Jim Henson, the creator of The Muppets and puppet master extraordinaire, quite literally changed the dimensions of how puppetry appeared onscreen. Since his earliest days in television, his passion for the medium translated into an honest desire to advance the form and saw him develop an important camera technique that influenced the framing of his work for years to come.
Before Henson emerged in the television field, puppet performers working in the medium would set up their characters on a conventional puppet stage and place the camera head-on to shoot the action. The stage was a clear on-screen boundary and presented audiences and performers alike with a fairly limited result: a static, diorama-style narrative that could only move as far as the wings allowed.
But while working on his first show, a proto-Muppet Show sketch series called Sam and Friends, Henson used the camera frame itself as his puppet stage, allowing his characters to instead move freely about a constructed television set. By removing indications of an onscreen boundary, he made the experience of watching his series more immersive for both performers and audience members alike; after all, actors were not limited to operating on a 2D plane, and audiences could more easily imagine these characters operating in a larger world.
Flash forward some decades later to 1979, when Henson’s creatures ruled television airwaves and also made the frog’s leap over to the silver screen. The Muppet Movie, which follows Kermit, Fozzie, and the rest of the Muppet gang all traveling road-trip style across the country to Hollywood, marks the first time that these characters saw their hilarity, hijinks, and litany of pop culture references translate to film.
While Henson did not direct The Muppet Movie, the production still saw his influence by using the camera-as-stage technique on an even grander scale.

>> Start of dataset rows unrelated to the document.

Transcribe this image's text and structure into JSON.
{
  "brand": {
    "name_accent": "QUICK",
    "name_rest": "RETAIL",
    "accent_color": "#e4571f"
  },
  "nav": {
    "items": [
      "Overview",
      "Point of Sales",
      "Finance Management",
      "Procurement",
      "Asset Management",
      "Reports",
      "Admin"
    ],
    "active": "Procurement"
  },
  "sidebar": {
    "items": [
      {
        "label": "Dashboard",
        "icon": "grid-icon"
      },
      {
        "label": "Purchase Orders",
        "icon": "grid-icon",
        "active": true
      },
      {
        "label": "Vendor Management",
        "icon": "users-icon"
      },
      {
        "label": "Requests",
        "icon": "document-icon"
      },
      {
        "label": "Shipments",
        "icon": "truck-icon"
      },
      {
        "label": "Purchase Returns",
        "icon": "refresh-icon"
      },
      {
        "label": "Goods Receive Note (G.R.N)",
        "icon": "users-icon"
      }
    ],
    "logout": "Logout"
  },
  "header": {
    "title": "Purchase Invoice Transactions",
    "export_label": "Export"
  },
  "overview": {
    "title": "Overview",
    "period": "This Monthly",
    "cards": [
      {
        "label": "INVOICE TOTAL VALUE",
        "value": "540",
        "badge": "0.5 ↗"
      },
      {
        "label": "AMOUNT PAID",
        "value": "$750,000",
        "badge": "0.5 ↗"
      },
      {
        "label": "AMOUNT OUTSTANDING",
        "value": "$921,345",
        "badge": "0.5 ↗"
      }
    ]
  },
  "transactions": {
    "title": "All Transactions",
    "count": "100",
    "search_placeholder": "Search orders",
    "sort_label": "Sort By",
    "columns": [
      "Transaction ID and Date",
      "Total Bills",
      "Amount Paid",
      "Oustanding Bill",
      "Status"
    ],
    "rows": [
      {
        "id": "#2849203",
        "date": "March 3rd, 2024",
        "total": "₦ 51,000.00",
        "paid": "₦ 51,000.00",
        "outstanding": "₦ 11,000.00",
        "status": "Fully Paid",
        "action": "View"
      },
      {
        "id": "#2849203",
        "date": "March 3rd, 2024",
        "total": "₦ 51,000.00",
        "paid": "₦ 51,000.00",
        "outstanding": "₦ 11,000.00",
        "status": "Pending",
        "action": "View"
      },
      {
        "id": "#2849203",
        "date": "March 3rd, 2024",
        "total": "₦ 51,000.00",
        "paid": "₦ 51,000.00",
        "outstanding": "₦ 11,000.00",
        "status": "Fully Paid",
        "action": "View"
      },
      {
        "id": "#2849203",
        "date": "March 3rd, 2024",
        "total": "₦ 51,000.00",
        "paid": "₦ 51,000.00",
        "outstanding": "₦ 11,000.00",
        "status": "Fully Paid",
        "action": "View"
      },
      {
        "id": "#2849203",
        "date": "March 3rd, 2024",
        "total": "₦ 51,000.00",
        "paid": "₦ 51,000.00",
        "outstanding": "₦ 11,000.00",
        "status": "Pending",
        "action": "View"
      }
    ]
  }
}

The filmmakers took care to immerse performers and audience members alike into a larger world — our world — making this classic cast of characters feel all the more real.
The film sets a standard from its opening scene, in which Kermit sings the Academy Award-nominated song “Rainbow Connection” in a flowering swamp. As a crane shot lowers into the elaborate set, a one-take zoom pushes in on Kermit sitting on a log strumming his banjo. Throughout, the camera continues to move freely around him, establishing a strong sense of place, much more so than a single head-on shot could do. This is a fully constructed environment, and the camera makes us privy to it.
This sequence marked the first time a hand puppet’s full body appeared onscreen – Henson was submerged in an underwater drum to achieve the shot. His commitment to the scene does wonders to establish the bog as Kermit’s personal paradise; indeed, the bog becomes so expansive that it feels tangible, a lived-in environment that, while isolated, also seems visitable. And someone ultimately does, of course: comedian Dom DeLuise, in the film’s first of many star cameos, plays a big-shot Hollywood talent scout who recognizes Kermit’s star power at first glance.
This sense of immersion continues from there, as Kermit sets off to achieve stardom alongside a certain bear moonlighting as a standup comedian. Moving along on their road trip, the natural world serves as the film’s set; driving sequences are shot along actual roads (“a Frog and a Bear, seeing America!”) and make use of a real, full-size 1951 Studebaker, with the Muppet characters positioned right at the wheel.
The camera often puts us right inside the Studebaker with Kermit and Fozzie and does not limit the audience to watching their antics with a static head-on shot. What’s more, these sequences are engineered in such a way that the performers are incorporated into the natural boundaries of their environment. The car’s bench seat is now a puppet stage, or it’s the driver’s side door. This immersion was no easy task — the driver had to operate the car from the inside of its hollowed-out trunk, and Frank Oz had to crouch beneath the wheel — but the result is seamless. While the Muppets may exist on a stage, we’re on that stage right with them.
It’s only fitting, then, that the movie closes on some classic Muppet self-awareness. Indeed, after bringing us across the nation to county fairs and roadside chapels, used-car dealerships and family restaurants, The Muppet Movie turns in on itself in its final moments by setting its climax on a Hollywood backlot, and its finale number on a crumbling soundstage.
The soundstage becomes the site of the film’s largest scale world-building exercise, as a crowd of more than 250 Muppet characters sing in a practically constructed, 6-foot deep, 17-foot wide pit. The camera starts on Kermit, then slowly pushes outward to reveal the crowd and the dilapidated set around them, all once more in one take. This movement hammers home the film’s sense of place one last time, and makes The Muppets’ final message all the apter: “Life’s like a movie, write your own ending!”
Overall, Henson knew that the television camera — and later, the film camera — was a practical tool that could serve to immerse audiences in his artistic vision. By taking his characters out of a 2D plane and placing them into a three-dimensional, cinematic world, the filmmakers behind The Muppet Movie make their stars inhabit a space that we, too, can see ourselves in. If all the world’s a stage, then the Muppets make the performance that much more joyful.